### [Input data]
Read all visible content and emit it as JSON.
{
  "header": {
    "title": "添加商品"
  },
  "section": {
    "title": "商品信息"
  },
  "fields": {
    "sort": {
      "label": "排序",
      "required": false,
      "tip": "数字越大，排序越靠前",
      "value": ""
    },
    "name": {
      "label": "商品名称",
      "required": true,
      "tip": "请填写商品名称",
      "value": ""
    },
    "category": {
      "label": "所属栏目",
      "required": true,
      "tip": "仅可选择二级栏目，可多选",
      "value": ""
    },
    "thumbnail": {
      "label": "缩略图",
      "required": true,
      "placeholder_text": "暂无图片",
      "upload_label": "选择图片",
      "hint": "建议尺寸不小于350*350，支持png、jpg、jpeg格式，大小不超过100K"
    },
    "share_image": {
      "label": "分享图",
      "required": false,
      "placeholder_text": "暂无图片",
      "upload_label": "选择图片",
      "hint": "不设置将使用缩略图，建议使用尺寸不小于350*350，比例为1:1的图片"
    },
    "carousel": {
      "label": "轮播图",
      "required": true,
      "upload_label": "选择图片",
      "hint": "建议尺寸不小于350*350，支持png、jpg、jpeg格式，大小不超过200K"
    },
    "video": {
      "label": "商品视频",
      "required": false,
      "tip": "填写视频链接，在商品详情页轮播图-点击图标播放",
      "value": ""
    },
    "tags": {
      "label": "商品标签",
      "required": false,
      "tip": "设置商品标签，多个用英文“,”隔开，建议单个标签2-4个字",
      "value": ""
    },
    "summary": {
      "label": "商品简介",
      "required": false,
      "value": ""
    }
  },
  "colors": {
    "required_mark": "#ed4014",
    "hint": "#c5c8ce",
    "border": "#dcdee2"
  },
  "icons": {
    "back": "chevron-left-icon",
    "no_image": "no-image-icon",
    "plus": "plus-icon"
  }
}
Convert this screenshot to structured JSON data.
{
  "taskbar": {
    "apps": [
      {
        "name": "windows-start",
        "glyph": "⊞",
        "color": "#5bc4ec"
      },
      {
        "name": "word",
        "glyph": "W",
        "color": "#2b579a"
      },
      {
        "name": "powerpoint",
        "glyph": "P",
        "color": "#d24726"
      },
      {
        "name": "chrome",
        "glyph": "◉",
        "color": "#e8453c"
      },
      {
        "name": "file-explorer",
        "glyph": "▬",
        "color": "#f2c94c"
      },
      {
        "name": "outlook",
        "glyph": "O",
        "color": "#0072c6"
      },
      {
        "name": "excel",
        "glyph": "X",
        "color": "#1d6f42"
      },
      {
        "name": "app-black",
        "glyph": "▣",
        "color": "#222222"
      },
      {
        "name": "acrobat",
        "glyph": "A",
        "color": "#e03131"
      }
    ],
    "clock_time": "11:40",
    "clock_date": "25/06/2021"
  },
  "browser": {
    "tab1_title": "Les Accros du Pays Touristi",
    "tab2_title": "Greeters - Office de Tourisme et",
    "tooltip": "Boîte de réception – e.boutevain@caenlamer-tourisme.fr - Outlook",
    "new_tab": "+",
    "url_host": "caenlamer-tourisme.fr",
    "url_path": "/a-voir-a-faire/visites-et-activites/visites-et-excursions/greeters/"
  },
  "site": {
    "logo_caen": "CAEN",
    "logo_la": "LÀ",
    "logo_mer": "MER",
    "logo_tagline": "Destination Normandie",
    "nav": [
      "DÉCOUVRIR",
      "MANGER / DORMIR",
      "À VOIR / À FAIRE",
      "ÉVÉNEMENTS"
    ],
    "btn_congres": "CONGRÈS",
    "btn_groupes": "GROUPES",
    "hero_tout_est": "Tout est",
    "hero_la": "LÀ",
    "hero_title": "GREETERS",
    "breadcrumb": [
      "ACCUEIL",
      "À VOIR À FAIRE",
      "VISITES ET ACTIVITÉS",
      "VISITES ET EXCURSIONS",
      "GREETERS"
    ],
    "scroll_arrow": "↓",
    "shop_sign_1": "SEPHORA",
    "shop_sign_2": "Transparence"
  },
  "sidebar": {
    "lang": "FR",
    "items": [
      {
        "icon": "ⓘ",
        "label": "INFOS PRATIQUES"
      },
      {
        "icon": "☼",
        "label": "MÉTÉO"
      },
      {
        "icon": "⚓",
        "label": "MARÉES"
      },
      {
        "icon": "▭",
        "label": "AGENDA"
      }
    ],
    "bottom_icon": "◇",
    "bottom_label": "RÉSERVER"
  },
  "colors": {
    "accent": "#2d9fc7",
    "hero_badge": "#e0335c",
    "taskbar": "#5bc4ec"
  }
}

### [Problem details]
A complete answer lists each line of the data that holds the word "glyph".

### [Result of this task]
        "glyph": "⊞",
        "glyph": "W",
        "glyph": "P",
        "glyph": "◉",
        "glyph": "▬",
        "glyph": "O",
        "glyph": "X",
        "glyph": "▣",
        "glyph": "A",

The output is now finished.